However, this is not just about a gold rush which, from this point,1851 thru to 1854, has been amply documented by numerous and highly credentialed Historians & Authors. By then, Colonial Authorities had ‘sorted’ their financial problems with a system of tax laws, including the ‘atrocity’ of that placed on miners culminating in the tragedy of the Eureka Stockade at Ballarat in 1854.

Ballarat, where John Young was to erect some of his buildings now bore some semblance to a township. The ease of picking gold nuggets from the roots of grass had gone but school kids could still grab a nugget or two for pocket money from rain washed mullock piles, some “former residents” of ancient river beds now worked by miners to depths of 200 feet.


Above: Sourced from History of Ballarat http://gutenberg.net.au/ebooks13/1304971h.html
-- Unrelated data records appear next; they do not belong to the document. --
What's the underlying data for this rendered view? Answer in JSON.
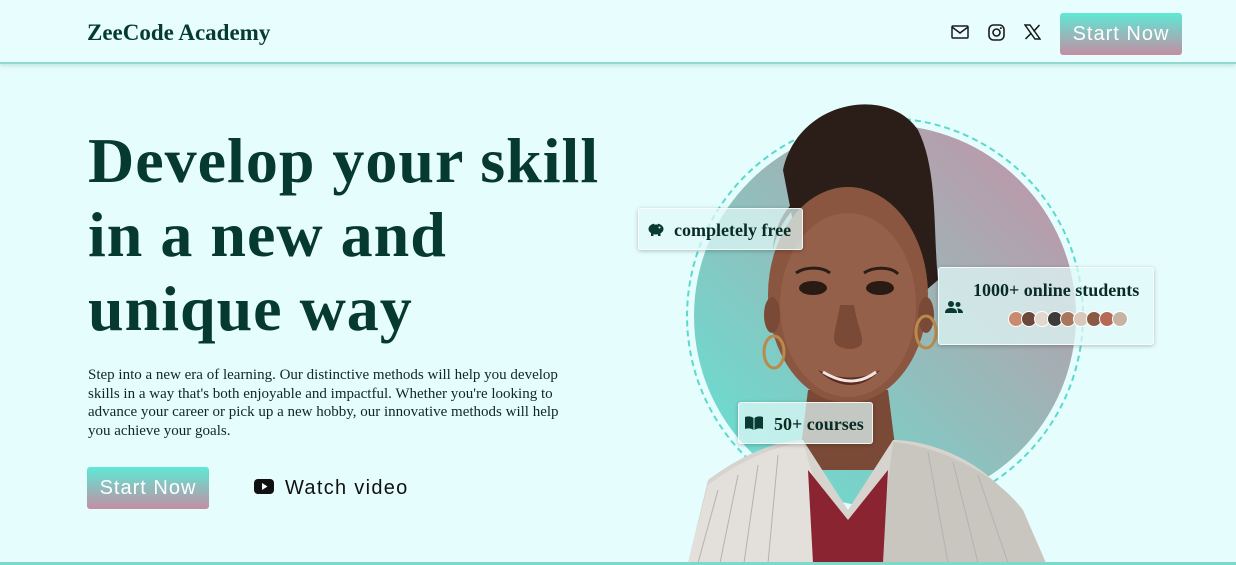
{
  "header": {
    "logo": "ZeeCode Academy",
    "icons": [
      "mail-icon",
      "instagram-icon",
      "x-icon"
    ],
    "cta_label": "Start Now"
  },
  "hero": {
    "title": "Develop your skill in a new and unique way",
    "description": "Step into a new era of learning. Our distinctive methods will help you develop skills in a way that's both enjoyable and impactful. Whether you're looking to advance your career or pick up a new hobby, our innovative methods will help you achieve your goals.",
    "cta_label": "Start Now",
    "watch_label": "Watch video"
  },
  "badges": {
    "free": "completely free",
    "students": "1000+ online students",
    "courses": "50+ courses"
  },
  "colors": {
    "accent_teal": "#5fe8d6",
    "accent_pink": "#c38ea3",
    "text_dark": "#063b32",
    "background": "#e6fdfd"
  }
}
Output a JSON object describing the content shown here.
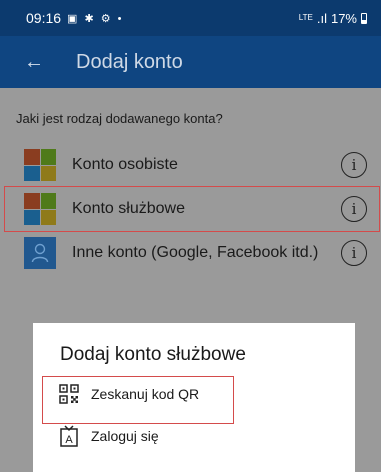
{
  "status_bar": {
    "time": "09:16",
    "left_icons": "▣ ✱ ⚙ •",
    "network": "LTE",
    "signal": ".ıl",
    "battery": "17%"
  },
  "app_bar": {
    "back_icon": "back-arrow-icon",
    "title": "Dodaj konto"
  },
  "question": "Jaki jest rodzaj dodawanego konta?",
  "accounts": [
    {
      "label": "Konto osobiste",
      "icon": "microsoft-logo-icon"
    },
    {
      "label": "Konto służbowe",
      "icon": "microsoft-logo-icon"
    },
    {
      "label": "Inne konto (Google, Facebook itd.)",
      "icon": "person-icon"
    }
  ],
  "info_glyph": "i",
  "dialog": {
    "title": "Dodaj konto służbowe",
    "items": [
      {
        "label": "Zeskanuj kod QR",
        "icon": "qr-code-icon"
      },
      {
        "label": "Zaloguj się",
        "icon": "badge-login-icon"
      }
    ]
  },
  "colors": {
    "status_bar": "#0c3a6e",
    "app_bar": "#0f4581",
    "overlay": "#9a9a9a",
    "highlight": "#d44b4b"
  }
}
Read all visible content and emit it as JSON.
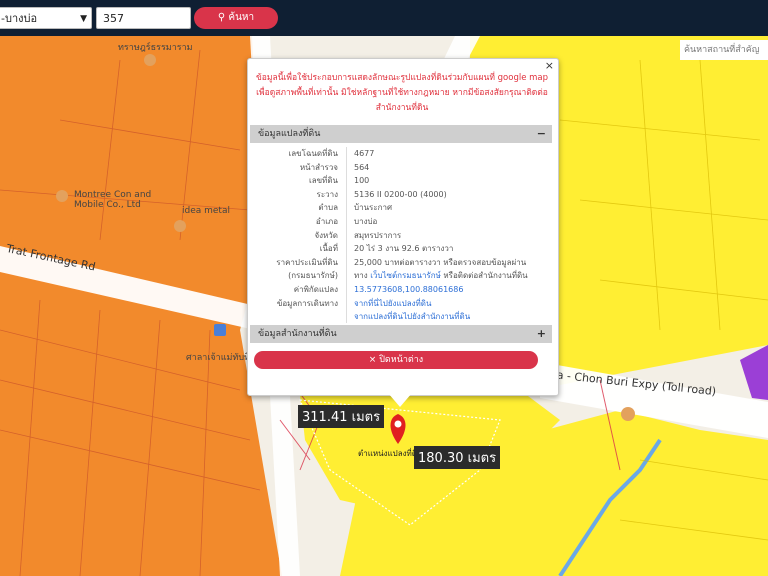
{
  "toolbar": {
    "district_select": "-บางบ่อ",
    "search_value": "357",
    "search_button": "ค้นหา"
  },
  "map": {
    "search_place_placeholder": "ค้นหาสถานที่สำคัญ",
    "labels": {
      "road_top": "ทราษฎร์ธรรมาราม",
      "montree": "Montree Con and Mobile Co., Ltd",
      "idea": "idea metal",
      "frontage": "Trat Frontage Rd",
      "expressway": "ra - Chon Buri Expy (Toll road)",
      "pin_label": "ตำแหน่งแปลงที่ดิน",
      "nearby": "ศาลาเจ้าแม่ทับทิม"
    },
    "distances": [
      "311.41 เมตร",
      "180.30 เมตร"
    ]
  },
  "popup": {
    "close_symbol": "×",
    "notice": "ข้อมูลนี้เพื่อใช้ประกอบการแสดงลักษณะรูปแปลงที่ดินร่วมกับแผนที่ google map เพื่อดูสภาพพื้นที่เท่านั้น มิใช่หลักฐานที่ใช้ทางกฎหมาย หากมีข้อสงสัยกรุณาติดต่อสำนักงานที่ดิน",
    "land_section": "ข้อมูลแปลงที่ดิน",
    "land_section_symbol": "−",
    "rows": [
      {
        "key": "เลขโฉนดที่ดิน",
        "value": "4677"
      },
      {
        "key": "หน้าสำรวจ",
        "value": "564"
      },
      {
        "key": "เลขที่ดิน",
        "value": "100"
      },
      {
        "key": "ระวาง",
        "value": "5136 II 0200-00 (4000)"
      },
      {
        "key": "ตำบล",
        "value": "บ้านระกาศ"
      },
      {
        "key": "อำเภอ",
        "value": "บางบ่อ"
      },
      {
        "key": "จังหวัด",
        "value": "สมุทรปราการ"
      },
      {
        "key": "เนื้อที่",
        "value": "20 ไร่ 3 งาน 92.6 ตารางวา"
      },
      {
        "key": "ราคาประเมินที่ดิน",
        "value": "25,000 บาทต่อตารางวา หรือตรวจสอบข้อมูลผ่าน"
      },
      {
        "key": "(กรมธนารักษ์)",
        "value_pre": "ทาง ",
        "value_link": "เว็บไซต์กรมธนารักษ์",
        "value_post": " หรือติดต่อสำนักงานที่ดิน"
      },
      {
        "key": "ค่าพิกัดแปลง",
        "link": "13.5773608,100.88061686"
      },
      {
        "key": "ข้อมูลการเดินทาง",
        "link": "จากที่นี่ไปยังแปลงที่ดิน"
      },
      {
        "key": "",
        "link": "จากแปลงที่ดินไปยังสำนักงานที่ดิน"
      }
    ],
    "office_section": "ข้อมูลสำนักงานที่ดิน",
    "office_section_symbol": "+",
    "close_button": "ปิดหน้าต่าง",
    "close_button_icon": "×"
  },
  "colors": {
    "orange_zone": "#f28a2c",
    "yellow_zone": "#ffee33",
    "purple_zone": "#9b3fd6",
    "accent_red": "#d9344a",
    "topbar": "#0f1f33"
  }
}
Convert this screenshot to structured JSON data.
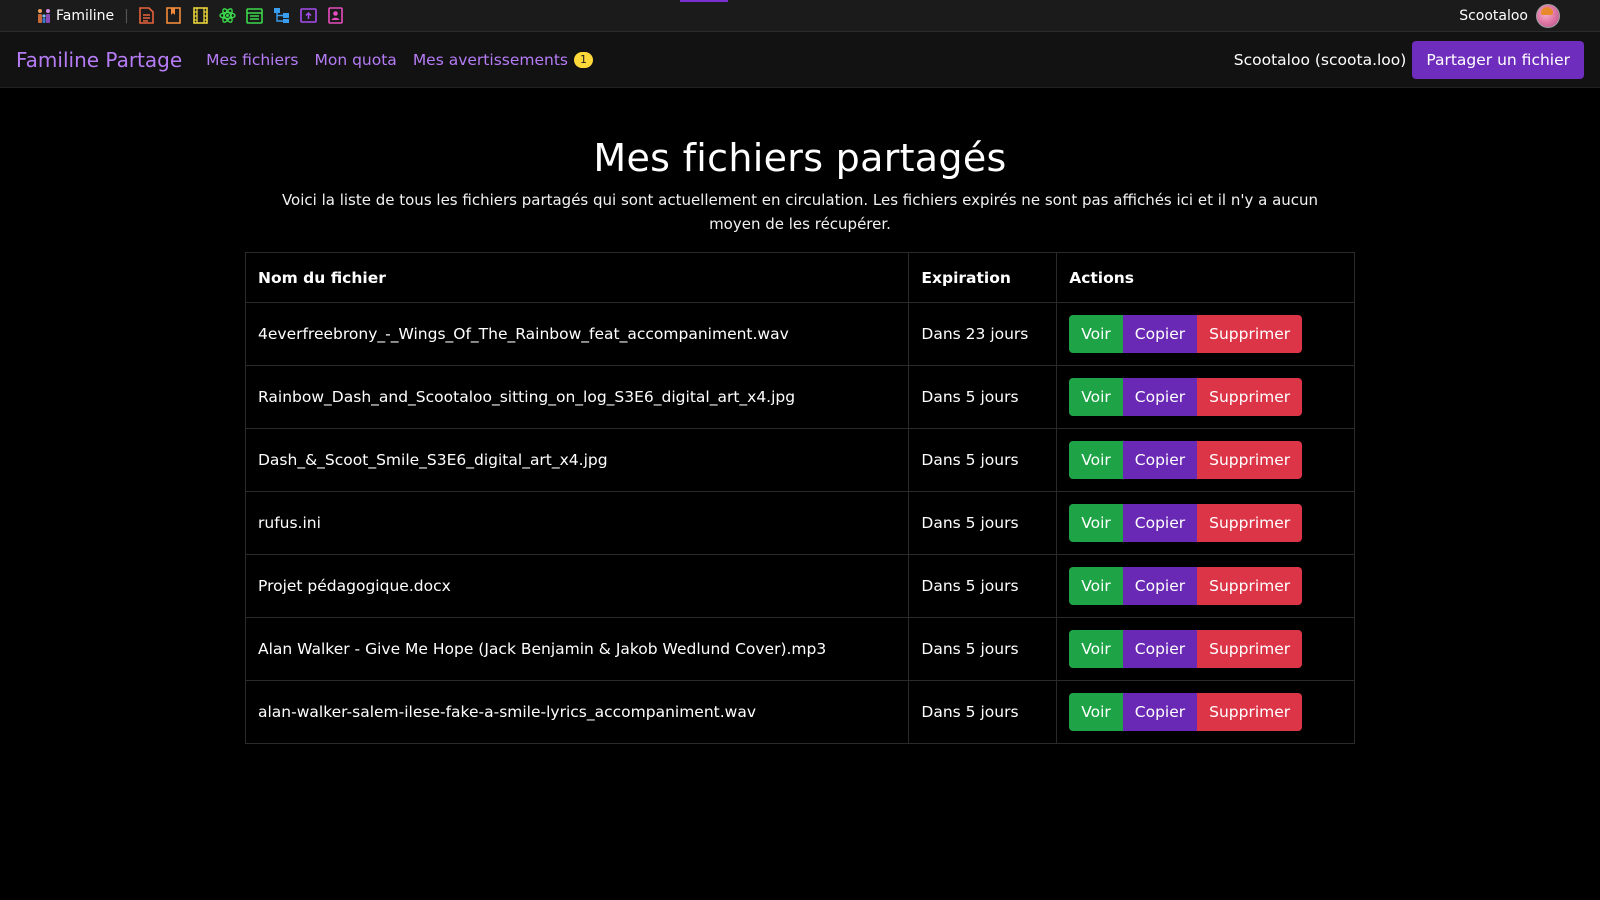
{
  "system_bar": {
    "app_name": "Familine",
    "separator": "|",
    "icons": [
      {
        "name": "document-icon",
        "color": "#e8623c"
      },
      {
        "name": "bookmark-icon",
        "color": "#f08a3a"
      },
      {
        "name": "film-icon",
        "color": "#e8d33a"
      },
      {
        "name": "atom-icon",
        "color": "#3ad84a"
      },
      {
        "name": "calendar-icon",
        "color": "#3ad84a"
      },
      {
        "name": "network-icon",
        "color": "#3a9ef0"
      },
      {
        "name": "upload-box-icon",
        "color": "#a64cf0"
      },
      {
        "name": "contact-icon",
        "color": "#e84cc0"
      }
    ],
    "user_name": "Scootaloo"
  },
  "navbar": {
    "brand": "Familine Partage",
    "links": [
      "Mes fichiers",
      "Mon quota",
      "Mes avertissements"
    ],
    "warnings_count": "1",
    "user_display": "Scootaloo (scoota.loo)",
    "share_button": "Partager un fichier"
  },
  "main": {
    "title": "Mes fichiers partagés",
    "description": "Voici la liste de tous les fichiers partagés qui sont actuellement en circulation. Les fichiers expirés ne sont pas affichés ici et il n'y a aucun moyen de les récupérer.",
    "table": {
      "headers": [
        "Nom du fichier",
        "Expiration",
        "Actions"
      ],
      "rows": [
        {
          "name": "4everfreebrony_-_Wings_Of_The_Rainbow_feat_accompaniment.wav",
          "expiration": "Dans 23 jours"
        },
        {
          "name": "Rainbow_Dash_and_Scootaloo_sitting_on_log_S3E6_digital_art_x4.jpg",
          "expiration": "Dans 5 jours"
        },
        {
          "name": "Dash_&_Scoot_Smile_S3E6_digital_art_x4.jpg",
          "expiration": "Dans 5 jours"
        },
        {
          "name": "rufus.ini",
          "expiration": "Dans 5 jours"
        },
        {
          "name": "Projet pédagogique.docx",
          "expiration": "Dans 5 jours"
        },
        {
          "name": "Alan Walker - Give Me Hope (Jack Benjamin & Jakob Wedlund Cover).mp3",
          "expiration": "Dans 5 jours"
        },
        {
          "name": "alan-walker-salem-ilese-fake-a-smile-lyrics_accompaniment.wav",
          "expiration": "Dans 5 jours"
        }
      ],
      "actions": {
        "view": "Voir",
        "copy": "Copier",
        "delete": "Supprimer"
      }
    }
  },
  "colors": {
    "accent": "#b57cf5",
    "primary_button": "#6f2dbd",
    "view": "#1ea446",
    "copy": "#6929b4",
    "delete": "#dd3548",
    "badge": "#ffd83a"
  }
}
Hard rock mining was underway and nearby Bendigo had 105 head of stamps (21 banks) pounding the gold laden quarts day & night with the sound heard at 30 miles distance. Gold amalgam was cleared from mill plates with square mouth shovels and stamp box screens constantly removed to clear apertures and the amalgam in stamp boxes, now hardened into a solder like substance, chiselled from shoes & dies.

Gold was arriving in Melbourne at a rate of ”ounces by the million” and “tons by the dozen”. From 1851-1896, 61 million troy ounces (1,900 tonnes) of gold was recovered. More than 2 tonnes a week was flowing into the Melbourne Treasury. The greatest yearly return recorded was 3 million plus troy ounces (95 tonnes) in 1856. It was in these times John Young arrived in Ballarat and sought to go about his trade.

But Victoria was in a state of utter turmoil. Populations in all areas were doubling & trebling overnight, and although the government’s coffers were fillin